That thread continues to background the exhibit - rife with grim motifs and dark colors, and where the oceans are abundant but not serene, and birds herald not an abundance of tropical flora and fauna but death. Joen Sudlon’s graphite drawing of a man posing with his catch on a beach, carrion birds on standby, the sky overcast, brims with ominous silence. The dead fish is encircled by a sash labeled ‘Perlas ng Silangan’, and the title, Bagong Pulo, suggests a newness you cannot trust: is this ‘bagong pulo’ new only through the eyes of a conquistador? Is this new island foreign-made and reclaimed from our seas?
Maricar Tolentino’s inapakan, inaapakan, aapakan is a grislier symbol of these opposing powers. Though abstracted at first glance, the floor-bound textile so exudes the presence of gore from the bright, contrasting reds and flesh tones that it is no surprise once the image of roadkill becomes clear. Created using rug-making techniques, both image and function of the object meld together to assert the label - that which is stepped on, is being stepped on, and will be stepped on continually. It takes on a dire meaning when applied to the context of a nation, apparently insignificant or invisible, eyes diverted from or drawn to the mundane horror.

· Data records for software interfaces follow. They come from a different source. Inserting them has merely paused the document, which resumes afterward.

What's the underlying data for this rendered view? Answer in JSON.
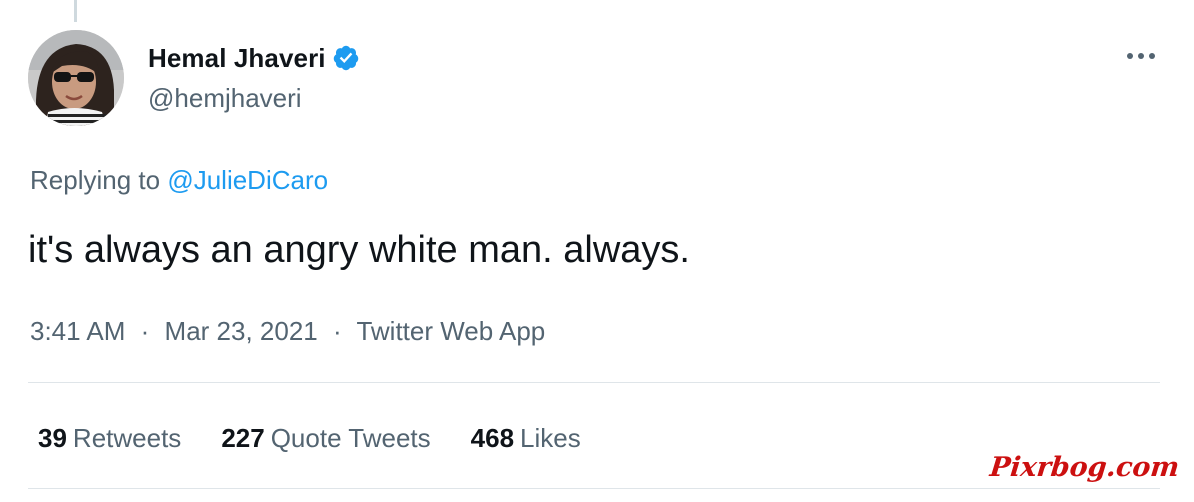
{
  "tweet": {
    "author": {
      "display_name": "Hemal Jhaveri",
      "handle": "@hemjhaveri",
      "verified": true,
      "avatar_icon": "profile-photo"
    },
    "more_icon": "more-horizontal-icon",
    "replying_to": {
      "prefix": "Replying to",
      "mention": "@JulieDiCaro"
    },
    "text": "it's always an angry white man. always.",
    "timestamp": {
      "time": "3:41 AM",
      "date": "Mar 23, 2021",
      "separator": "·",
      "source": "Twitter Web App"
    },
    "stats": [
      {
        "count": "39",
        "label": "Retweets"
      },
      {
        "count": "227",
        "label": "Quote Tweets"
      },
      {
        "count": "468",
        "label": "Likes"
      }
    ]
  },
  "watermark": "Pixrbog.com",
  "colors": {
    "primary_text": "#0f1419",
    "secondary_text": "#536471",
    "accent": "#1d9bf0",
    "divider": "#dfe5e9",
    "watermark": "#cc1010"
  }
}
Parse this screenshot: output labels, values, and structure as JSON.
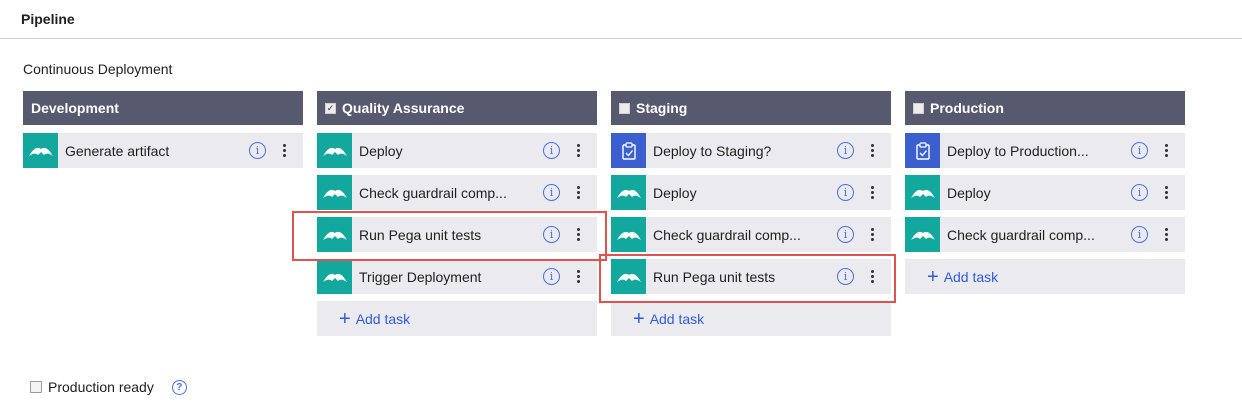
{
  "header": {
    "title": "Pipeline"
  },
  "pipeline": {
    "name": "Continuous Deployment"
  },
  "stages": [
    {
      "name": "Development",
      "has_checkbox": false,
      "checked": false,
      "tasks": [
        {
          "label": "Generate artifact",
          "icon": "pega-bird-icon",
          "icon_color": "teal"
        }
      ],
      "add_task": null
    },
    {
      "name": "Quality Assurance",
      "has_checkbox": true,
      "checked": true,
      "tasks": [
        {
          "label": "Deploy",
          "icon": "pega-bird-icon",
          "icon_color": "teal"
        },
        {
          "label": "Check guardrail comp...",
          "icon": "pega-bird-icon",
          "icon_color": "teal"
        },
        {
          "label": "Run Pega unit tests",
          "icon": "pega-bird-icon",
          "icon_color": "teal"
        },
        {
          "label": "Trigger Deployment",
          "icon": "pega-bird-icon",
          "icon_color": "teal"
        }
      ],
      "add_task": "Add task"
    },
    {
      "name": "Staging",
      "has_checkbox": true,
      "checked": false,
      "tasks": [
        {
          "label": "Deploy to Staging?",
          "icon": "clipboard-check-icon",
          "icon_color": "blue"
        },
        {
          "label": "Deploy",
          "icon": "pega-bird-icon",
          "icon_color": "teal"
        },
        {
          "label": "Check guardrail comp...",
          "icon": "pega-bird-icon",
          "icon_color": "teal"
        },
        {
          "label": "Run Pega unit tests",
          "icon": "pega-bird-icon",
          "icon_color": "teal"
        }
      ],
      "add_task": "Add task"
    },
    {
      "name": "Production",
      "has_checkbox": true,
      "checked": false,
      "tasks": [
        {
          "label": "Deploy to Production...",
          "icon": "clipboard-check-icon",
          "icon_color": "blue"
        },
        {
          "label": "Deploy",
          "icon": "pega-bird-icon",
          "icon_color": "teal"
        },
        {
          "label": "Check guardrail comp...",
          "icon": "pega-bird-icon",
          "icon_color": "teal"
        }
      ],
      "add_task": "Add task"
    }
  ],
  "footer": {
    "production_ready_label": "Production ready",
    "checked": false
  },
  "colors": {
    "stage_header": "#57596f",
    "task_bg": "#eaeaef",
    "teal": "#13a89e",
    "blue": "#3c5fcf",
    "link": "#2f5cd6",
    "highlight": "#e05252"
  }
}
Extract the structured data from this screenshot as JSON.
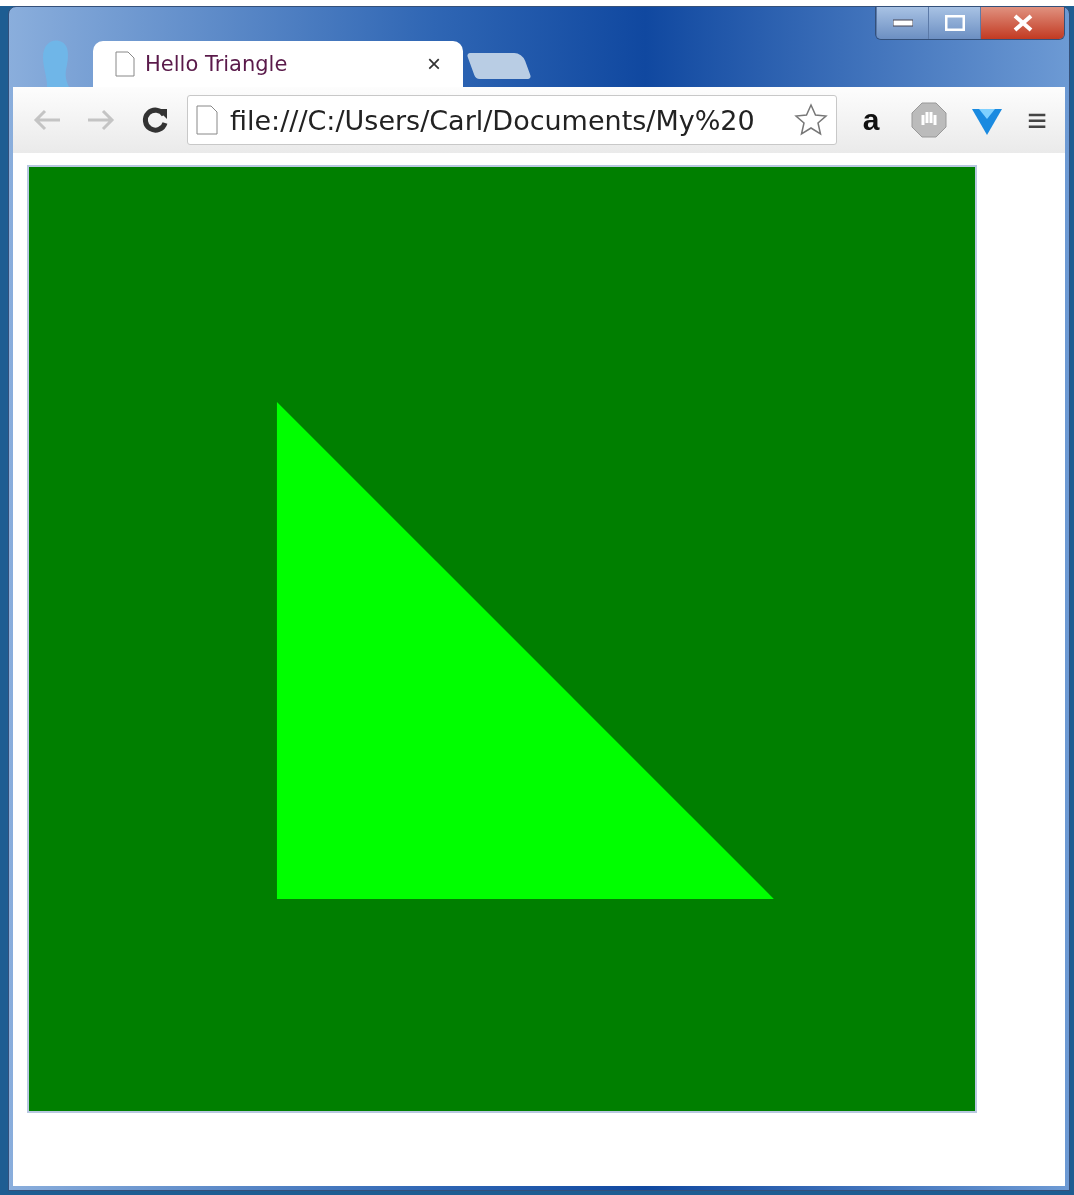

Identity is also muddied by the foreign as echoed in such works as Carlmel Bernard Belda’s Entablado, a literal image of ‘alienation’ as a UFO bears down on a stage, Honey Maglalang’s Greater than and Less than where colorism is shown to be embedded in our idea of beauty, and Benedict Simbulan’s Umahon, a painting of a paper doll with a traditional Katipunero costume beside him - as if the Filipino identity is merely put on and performed when we are called upon to do so, a shorthand for heritage.
Imported media permeates our popular culture, perhaps as illustrated in Erika Abe’s If I Can Have the Moon and Indiscreet Neighbors, a mixed media collage of images using sheets of Japanese manga arranged in a rooftop scene that is as dense and familiar as any city. It creates dissonance when placed alongside the bloody history of the Japanese occupation, as detailed by Telle de Leon’s series of three wrapped objects. The objects are contrasting but complementary: a bayonet, a memorare, and a walking cane. As if three facets of a narrative, together they articulate a violence done, those it was done to, and the plea to remember - to turn national history and personal recollections into national recollection. At closer inspection, the particulars of the story become clear: in Razed under Darkness, the bayonet is covered with images of Lola Felias’ tapestry, a survivor’s account of the atrocities done to her by Japanese soldiers; in If I could prevent the sun from setting, I would, the memorare is collaged with images of elderly women who were only now able to testify about their experience as comfort women.
The exhibit opened on July 4th, 75 years after the date of our country’s independence from the US. The posture is far from celebratory. It takes a certain mistrust - caution - to examine the state of a nation with more realism. The works are intentional in dissecting and presenting the images and ideas that govern our Kasarinlan.
Shireen Co is an artist, experimental cook (of leftovers), and a mid-range chess nerd. Click here to buy her a coffee.